## Exercise description
Output the records that follow, with every character intact.

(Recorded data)
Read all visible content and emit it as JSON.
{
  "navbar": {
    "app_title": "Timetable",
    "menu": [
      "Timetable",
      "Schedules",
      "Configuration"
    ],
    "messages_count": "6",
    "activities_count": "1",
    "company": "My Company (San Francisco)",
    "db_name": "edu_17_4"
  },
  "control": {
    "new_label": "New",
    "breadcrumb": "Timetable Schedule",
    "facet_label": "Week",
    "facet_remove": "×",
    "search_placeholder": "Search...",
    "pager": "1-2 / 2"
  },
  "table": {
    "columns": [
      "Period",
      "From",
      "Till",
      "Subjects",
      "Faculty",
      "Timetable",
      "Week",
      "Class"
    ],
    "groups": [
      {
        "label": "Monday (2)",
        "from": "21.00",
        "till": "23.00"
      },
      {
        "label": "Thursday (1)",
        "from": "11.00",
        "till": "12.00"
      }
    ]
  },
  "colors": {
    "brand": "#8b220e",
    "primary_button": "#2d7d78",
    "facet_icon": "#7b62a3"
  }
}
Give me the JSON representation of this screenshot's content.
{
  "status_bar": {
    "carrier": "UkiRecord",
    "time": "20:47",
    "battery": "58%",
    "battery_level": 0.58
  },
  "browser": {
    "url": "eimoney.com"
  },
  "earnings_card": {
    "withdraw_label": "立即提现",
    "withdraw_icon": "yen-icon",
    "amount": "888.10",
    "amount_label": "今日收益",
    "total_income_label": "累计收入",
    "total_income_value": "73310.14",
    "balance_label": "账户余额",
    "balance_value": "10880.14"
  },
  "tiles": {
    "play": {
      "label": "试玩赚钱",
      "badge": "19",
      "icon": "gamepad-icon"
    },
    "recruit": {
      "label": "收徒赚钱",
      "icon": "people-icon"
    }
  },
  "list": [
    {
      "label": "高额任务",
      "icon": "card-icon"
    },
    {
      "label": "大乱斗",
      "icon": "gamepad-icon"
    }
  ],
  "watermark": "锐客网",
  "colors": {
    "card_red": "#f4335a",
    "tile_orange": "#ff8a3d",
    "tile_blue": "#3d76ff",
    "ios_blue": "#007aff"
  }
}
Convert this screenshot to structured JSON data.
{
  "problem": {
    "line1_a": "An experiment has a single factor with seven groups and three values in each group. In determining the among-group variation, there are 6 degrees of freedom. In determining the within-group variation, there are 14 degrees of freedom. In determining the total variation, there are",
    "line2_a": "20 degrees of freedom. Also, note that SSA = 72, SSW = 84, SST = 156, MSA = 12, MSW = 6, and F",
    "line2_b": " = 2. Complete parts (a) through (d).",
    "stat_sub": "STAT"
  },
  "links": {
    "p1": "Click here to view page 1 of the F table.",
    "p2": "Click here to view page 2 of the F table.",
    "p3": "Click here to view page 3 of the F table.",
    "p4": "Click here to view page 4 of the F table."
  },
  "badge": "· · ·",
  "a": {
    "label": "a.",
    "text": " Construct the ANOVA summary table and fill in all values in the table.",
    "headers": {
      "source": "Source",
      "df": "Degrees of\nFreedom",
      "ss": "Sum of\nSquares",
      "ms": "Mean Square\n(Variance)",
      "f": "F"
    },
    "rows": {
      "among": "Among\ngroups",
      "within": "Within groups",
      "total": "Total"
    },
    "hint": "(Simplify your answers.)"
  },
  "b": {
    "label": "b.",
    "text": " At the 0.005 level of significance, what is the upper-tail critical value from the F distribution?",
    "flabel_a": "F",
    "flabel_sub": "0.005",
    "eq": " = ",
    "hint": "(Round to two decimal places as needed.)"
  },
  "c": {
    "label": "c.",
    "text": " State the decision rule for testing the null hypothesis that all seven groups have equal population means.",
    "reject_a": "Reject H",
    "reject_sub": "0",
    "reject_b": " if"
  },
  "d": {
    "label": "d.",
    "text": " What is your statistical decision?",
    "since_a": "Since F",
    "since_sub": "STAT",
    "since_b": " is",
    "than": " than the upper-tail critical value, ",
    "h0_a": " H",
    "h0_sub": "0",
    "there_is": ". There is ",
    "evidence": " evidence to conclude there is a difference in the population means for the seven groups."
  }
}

## Answer to the problem
Read all visible content and emit it as JSON.
{
  "navbar": {
    "app_title": "Timetable",
    "menu": [
      "Timetable",
      "Schedules",
      "Configuration"
    ],
    "messages_count": "6",
    "activities_count": "1",
    "company": "My Company (San Francisco)",
    "db_name": "edu_17_4"
  },
  "control": {
    "new_label": "New",
    "breadcrumb": "Timetable Schedule",
    "facet_label": "Week",
    "facet_remove": "×",
    "search_placeholder": "Search...",
    "pager": "1-2 / 2"
  },
  "table": {
    "columns": [
      "Period",
      "From",
      "Till",
      "Subjects",
      "Faculty",
      "Timetable",
      "Week",
      "Class"
    ],
    "groups": [
      {
        "label": "Monday (2)",
        "from": "21.00",
        "till": "23.00"
      },
      {
        "label": "Thursday (1)",
        "from": "11.00",
        "till": "12.00"
      }
    ]
  },
  "colors": {
    "brand": "#8b220e",
    "primary_button": "#2d7d78",
    "facet_icon": "#7b62a3"
  }
}
Give me the JSON representation of this screenshot's content.
{
  "status_bar": {
    "carrier": "UkiRecord",
    "time": "20:47",
    "battery": "58%",
    "battery_level": 0.58
  },
  "browser": {
    "url": "eimoney.com"
  },
  "earnings_card": {
    "withdraw_label": "立即提现",
    "withdraw_icon": "yen-icon",
    "amount": "888.10",
    "amount_label": "今日收益",
    "total_income_label": "累计收入",
    "total_income_value": "73310.14",
    "balance_label": "账户余额",
    "balance_value": "10880.14"
  },
  "tiles": {
    "play": {
      "label": "试玩赚钱",
      "badge": "19",
      "icon": "gamepad-icon"
    },
    "recruit": {
      "label": "收徒赚钱",
      "icon": "people-icon"
    }
  },
  "list": [
    {
      "label": "高额任务",
      "icon": "card-icon"
    },
    {
      "label": "大乱斗",
      "icon": "gamepad-icon"
    }
  ],
  "watermark": "锐客网",
  "colors": {
    "card_red": "#f4335a",
    "tile_orange": "#ff8a3d",
    "tile_blue": "#3d76ff",
    "ios_blue": "#007aff"
  }
}
Convert this screenshot to structured JSON data.
{
  "problem": {
    "line1_a": "An experiment has a single factor with seven groups and three values in each group. In determining the among-group variation, there are 6 degrees of freedom. In determining the within-group variation, there are 14 degrees of freedom. In determining the total variation, there are",
    "line2_a": "20 degrees of freedom. Also, note that SSA = 72, SSW = 84, SST = 156, MSA = 12, MSW = 6, and F",
    "line2_b": " = 2. Complete parts (a) through (d).",
    "stat_sub": "STAT"
  },
  "links": {
    "p1": "Click here to view page 1 of the F table.",
    "p2": "Click here to view page 2 of the F table.",
    "p3": "Click here to view page 3 of the F table.",
    "p4": "Click here to view page 4 of the F table."
  },
  "badge": "· · ·",
  "a": {
    "label": "a.",
    "text": " Construct the ANOVA summary table and fill in all values in the table.",
    "headers": {
      "source": "Source",
      "df": "Degrees of\nFreedom",
      "ss": "Sum of\nSquares",
      "ms": "Mean Square\n(Variance)",
      "f": "F"
    },
    "rows": {
      "among": "Among\ngroups",
      "within": "Within groups",
      "total": "Total"
    },
    "hint": "(Simplify your answers.)"
  },
  "b": {
    "label": "b.",
    "text": " At the 0.005 level of significance, what is the upper-tail critical value from the F distribution?",
    "flabel_a": "F",
    "flabel_sub": "0.005",
    "eq": " = ",
    "hint": "(Round to two decimal places as needed.)"
  },
  "c": {
    "label": "c.",
    "text": " State the decision rule for testing the null hypothesis that all seven groups have equal population means.",
    "reject_a": "Reject H",
    "reject_sub": "0",
    "reject_b": " if"
  },
  "d": {
    "label": "d.",
    "text": " What is your statistical decision?",
    "since_a": "Since F",
    "since_sub": "STAT",
    "since_b": " is",
    "than": " than the upper-tail critical value, ",
    "h0_a": " H",
    "h0_sub": "0",
    "there_is": ". There is ",
    "evidence": " evidence to conclude there is a difference in the population means for the seven groups."
  }
}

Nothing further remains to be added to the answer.